▶ _EXERCISE_
Check each line of the data, and copy those where "github" appears.

[Data about app and page elements]
_ _ _ _ _ _ _

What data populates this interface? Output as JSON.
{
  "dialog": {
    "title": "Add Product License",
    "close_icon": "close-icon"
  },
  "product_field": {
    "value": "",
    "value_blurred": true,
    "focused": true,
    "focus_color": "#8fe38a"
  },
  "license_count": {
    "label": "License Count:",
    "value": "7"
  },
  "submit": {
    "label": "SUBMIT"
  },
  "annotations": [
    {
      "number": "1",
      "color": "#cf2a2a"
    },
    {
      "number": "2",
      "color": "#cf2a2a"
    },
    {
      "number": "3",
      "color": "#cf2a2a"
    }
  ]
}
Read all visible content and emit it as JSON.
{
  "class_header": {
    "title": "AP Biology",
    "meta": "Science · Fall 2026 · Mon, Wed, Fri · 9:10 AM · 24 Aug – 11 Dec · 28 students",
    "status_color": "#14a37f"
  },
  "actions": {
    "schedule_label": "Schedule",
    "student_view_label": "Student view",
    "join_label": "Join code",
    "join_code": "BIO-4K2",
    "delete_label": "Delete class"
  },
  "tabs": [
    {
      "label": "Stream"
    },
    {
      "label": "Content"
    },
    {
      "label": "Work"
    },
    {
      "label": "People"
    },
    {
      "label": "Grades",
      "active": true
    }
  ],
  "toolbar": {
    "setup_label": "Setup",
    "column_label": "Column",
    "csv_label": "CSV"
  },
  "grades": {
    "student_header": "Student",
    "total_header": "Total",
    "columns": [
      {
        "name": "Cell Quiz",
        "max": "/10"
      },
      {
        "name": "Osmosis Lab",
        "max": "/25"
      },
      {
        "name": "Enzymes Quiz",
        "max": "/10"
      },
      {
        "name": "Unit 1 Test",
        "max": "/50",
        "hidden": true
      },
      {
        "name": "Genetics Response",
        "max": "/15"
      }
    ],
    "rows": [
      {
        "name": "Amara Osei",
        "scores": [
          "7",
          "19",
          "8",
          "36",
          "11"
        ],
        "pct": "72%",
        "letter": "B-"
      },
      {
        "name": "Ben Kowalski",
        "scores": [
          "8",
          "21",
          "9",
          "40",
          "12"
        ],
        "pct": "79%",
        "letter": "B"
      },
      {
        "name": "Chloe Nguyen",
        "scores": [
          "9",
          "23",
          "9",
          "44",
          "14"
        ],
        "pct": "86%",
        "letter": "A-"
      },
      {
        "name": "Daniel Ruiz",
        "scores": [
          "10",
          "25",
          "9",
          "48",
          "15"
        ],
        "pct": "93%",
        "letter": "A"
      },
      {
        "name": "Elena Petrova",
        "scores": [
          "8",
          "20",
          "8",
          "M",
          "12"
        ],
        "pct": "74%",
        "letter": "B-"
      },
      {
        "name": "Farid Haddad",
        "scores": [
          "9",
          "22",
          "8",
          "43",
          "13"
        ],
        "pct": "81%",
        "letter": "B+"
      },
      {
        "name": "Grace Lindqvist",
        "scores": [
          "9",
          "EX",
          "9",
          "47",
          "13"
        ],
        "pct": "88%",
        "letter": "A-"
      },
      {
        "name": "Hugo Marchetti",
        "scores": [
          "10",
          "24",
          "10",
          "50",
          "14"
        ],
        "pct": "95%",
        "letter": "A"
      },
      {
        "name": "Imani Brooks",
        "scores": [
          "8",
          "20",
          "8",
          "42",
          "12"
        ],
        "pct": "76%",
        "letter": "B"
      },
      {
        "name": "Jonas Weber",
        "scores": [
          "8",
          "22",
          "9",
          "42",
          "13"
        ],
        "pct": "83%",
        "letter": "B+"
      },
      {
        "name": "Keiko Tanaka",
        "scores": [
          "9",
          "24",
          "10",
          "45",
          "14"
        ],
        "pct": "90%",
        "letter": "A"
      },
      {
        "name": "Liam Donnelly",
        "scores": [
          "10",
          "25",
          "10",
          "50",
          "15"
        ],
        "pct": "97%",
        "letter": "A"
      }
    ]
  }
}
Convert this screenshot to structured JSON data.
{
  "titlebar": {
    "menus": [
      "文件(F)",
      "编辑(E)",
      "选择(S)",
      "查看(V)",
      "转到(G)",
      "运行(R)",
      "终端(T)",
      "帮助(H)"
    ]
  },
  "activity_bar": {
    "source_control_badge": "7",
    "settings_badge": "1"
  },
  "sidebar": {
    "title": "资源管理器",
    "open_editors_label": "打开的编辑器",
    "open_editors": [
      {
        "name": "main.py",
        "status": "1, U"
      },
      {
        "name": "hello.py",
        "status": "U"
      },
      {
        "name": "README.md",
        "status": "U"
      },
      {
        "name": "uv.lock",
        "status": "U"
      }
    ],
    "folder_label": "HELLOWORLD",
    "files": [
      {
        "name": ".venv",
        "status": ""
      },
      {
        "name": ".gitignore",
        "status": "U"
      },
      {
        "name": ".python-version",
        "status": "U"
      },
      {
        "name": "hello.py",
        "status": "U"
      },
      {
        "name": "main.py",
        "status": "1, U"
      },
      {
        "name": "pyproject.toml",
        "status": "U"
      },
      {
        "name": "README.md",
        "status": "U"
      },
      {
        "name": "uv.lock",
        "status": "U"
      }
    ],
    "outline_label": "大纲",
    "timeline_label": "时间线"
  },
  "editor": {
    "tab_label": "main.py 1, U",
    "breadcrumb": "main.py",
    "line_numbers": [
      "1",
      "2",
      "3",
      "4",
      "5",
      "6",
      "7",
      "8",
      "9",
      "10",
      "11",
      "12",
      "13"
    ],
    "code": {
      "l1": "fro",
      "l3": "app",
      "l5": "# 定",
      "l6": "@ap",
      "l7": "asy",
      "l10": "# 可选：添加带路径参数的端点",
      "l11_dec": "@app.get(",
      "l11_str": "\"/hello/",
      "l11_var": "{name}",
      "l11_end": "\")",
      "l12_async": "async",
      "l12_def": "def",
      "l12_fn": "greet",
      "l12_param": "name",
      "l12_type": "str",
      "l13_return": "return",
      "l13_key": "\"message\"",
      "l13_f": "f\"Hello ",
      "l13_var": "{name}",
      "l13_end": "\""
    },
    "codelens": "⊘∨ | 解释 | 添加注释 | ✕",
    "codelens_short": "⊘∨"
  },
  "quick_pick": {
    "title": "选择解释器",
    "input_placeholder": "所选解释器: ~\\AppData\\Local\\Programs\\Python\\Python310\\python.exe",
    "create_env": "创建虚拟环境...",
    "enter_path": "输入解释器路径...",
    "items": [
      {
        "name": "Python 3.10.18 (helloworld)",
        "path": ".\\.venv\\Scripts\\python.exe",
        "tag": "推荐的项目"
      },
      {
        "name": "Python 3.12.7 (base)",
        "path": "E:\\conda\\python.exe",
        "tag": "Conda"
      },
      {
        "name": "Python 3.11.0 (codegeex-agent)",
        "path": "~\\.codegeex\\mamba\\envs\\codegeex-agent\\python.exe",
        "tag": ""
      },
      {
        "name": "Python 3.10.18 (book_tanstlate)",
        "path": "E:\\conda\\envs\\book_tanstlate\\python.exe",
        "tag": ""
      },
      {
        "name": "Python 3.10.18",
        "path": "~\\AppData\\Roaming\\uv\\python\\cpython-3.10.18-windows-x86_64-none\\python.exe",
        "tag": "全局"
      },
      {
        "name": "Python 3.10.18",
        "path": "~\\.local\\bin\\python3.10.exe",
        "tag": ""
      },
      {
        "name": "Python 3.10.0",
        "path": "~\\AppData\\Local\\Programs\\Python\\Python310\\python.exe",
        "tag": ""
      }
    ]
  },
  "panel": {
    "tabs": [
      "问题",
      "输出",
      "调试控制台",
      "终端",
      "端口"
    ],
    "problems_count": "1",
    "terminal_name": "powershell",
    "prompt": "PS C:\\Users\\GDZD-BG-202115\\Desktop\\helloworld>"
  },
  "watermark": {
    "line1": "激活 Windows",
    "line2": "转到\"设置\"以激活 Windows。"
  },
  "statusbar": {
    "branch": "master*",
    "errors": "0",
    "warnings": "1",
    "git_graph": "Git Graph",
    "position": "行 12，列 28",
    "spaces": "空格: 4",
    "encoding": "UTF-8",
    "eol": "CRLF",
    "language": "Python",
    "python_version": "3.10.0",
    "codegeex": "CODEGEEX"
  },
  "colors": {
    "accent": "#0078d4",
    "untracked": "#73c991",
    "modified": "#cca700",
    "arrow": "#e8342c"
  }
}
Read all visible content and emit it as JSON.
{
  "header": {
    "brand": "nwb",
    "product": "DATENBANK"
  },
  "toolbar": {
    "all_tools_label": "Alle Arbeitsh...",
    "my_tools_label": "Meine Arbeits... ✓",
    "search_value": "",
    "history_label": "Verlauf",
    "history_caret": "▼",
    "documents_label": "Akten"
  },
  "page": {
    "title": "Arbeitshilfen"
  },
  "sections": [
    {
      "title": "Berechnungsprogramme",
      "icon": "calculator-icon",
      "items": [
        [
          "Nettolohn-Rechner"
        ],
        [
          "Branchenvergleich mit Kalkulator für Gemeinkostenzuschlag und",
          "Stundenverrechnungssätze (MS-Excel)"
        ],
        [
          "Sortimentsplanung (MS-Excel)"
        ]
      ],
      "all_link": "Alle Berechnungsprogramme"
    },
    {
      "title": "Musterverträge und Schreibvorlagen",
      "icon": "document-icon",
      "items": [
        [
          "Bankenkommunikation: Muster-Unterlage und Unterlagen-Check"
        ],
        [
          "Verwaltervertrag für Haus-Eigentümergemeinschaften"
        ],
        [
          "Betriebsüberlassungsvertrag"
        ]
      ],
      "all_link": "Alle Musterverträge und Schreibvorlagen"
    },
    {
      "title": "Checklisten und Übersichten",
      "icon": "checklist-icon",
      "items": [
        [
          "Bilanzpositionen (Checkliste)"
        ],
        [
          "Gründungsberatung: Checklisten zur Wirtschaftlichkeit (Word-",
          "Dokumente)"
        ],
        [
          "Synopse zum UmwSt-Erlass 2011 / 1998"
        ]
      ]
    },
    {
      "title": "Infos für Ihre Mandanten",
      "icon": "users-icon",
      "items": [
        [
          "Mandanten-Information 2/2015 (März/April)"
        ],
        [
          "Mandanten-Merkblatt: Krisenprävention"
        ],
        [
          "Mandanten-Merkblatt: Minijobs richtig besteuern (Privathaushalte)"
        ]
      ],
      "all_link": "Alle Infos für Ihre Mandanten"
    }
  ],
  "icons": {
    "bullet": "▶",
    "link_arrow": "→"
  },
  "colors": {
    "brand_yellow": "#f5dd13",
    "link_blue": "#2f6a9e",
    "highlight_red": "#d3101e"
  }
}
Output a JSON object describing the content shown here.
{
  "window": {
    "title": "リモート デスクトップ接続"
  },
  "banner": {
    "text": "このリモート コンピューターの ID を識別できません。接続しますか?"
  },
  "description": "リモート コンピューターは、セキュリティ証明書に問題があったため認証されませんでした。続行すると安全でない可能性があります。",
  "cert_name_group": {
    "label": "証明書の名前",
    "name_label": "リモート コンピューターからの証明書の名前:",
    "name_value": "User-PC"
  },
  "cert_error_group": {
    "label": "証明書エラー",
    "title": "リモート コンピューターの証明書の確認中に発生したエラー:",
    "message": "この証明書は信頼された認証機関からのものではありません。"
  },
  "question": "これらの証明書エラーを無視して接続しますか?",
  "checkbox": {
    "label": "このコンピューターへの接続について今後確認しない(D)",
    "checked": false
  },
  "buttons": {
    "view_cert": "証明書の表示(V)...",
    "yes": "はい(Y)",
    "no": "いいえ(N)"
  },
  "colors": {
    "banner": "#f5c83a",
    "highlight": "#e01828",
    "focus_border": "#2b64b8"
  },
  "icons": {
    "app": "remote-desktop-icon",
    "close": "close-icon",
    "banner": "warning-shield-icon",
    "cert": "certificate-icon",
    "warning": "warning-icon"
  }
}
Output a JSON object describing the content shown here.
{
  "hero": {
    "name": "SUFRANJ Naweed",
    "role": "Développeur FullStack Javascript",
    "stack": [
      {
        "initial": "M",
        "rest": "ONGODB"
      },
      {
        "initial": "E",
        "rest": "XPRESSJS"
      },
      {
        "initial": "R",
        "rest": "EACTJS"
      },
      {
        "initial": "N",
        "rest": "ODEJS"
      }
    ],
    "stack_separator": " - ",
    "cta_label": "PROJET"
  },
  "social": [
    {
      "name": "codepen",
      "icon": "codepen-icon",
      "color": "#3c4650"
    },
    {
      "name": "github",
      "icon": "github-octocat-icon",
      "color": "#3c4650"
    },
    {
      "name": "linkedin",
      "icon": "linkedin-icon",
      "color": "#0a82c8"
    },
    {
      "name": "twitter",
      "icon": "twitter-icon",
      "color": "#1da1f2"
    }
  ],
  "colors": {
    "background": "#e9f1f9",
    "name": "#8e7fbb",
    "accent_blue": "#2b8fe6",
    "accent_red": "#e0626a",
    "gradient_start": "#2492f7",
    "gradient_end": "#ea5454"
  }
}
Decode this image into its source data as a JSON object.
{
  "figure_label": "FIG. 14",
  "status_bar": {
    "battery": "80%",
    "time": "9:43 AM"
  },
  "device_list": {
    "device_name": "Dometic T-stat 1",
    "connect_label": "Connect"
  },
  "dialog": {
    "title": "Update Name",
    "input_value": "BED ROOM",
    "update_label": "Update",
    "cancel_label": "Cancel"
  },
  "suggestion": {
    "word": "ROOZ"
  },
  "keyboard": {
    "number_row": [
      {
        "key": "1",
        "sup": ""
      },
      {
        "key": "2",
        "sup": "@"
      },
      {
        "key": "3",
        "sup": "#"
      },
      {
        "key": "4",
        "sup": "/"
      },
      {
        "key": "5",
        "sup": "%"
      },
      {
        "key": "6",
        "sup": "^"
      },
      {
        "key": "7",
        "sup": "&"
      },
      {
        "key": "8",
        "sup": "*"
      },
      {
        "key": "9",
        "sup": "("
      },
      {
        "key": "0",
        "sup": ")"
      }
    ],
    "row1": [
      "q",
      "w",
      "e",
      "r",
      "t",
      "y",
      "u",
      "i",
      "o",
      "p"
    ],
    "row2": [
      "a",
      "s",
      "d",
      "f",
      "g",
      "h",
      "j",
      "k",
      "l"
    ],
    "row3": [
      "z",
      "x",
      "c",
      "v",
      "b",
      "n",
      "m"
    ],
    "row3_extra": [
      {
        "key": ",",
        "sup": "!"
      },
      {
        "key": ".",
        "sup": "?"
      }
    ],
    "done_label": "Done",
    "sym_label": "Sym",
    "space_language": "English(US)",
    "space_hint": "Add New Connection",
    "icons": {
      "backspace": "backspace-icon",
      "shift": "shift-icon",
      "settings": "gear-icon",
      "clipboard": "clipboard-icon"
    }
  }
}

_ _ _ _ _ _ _

▶ _ANSWER BOX_
      "name": "github",
      "icon": "github-octocat-icon",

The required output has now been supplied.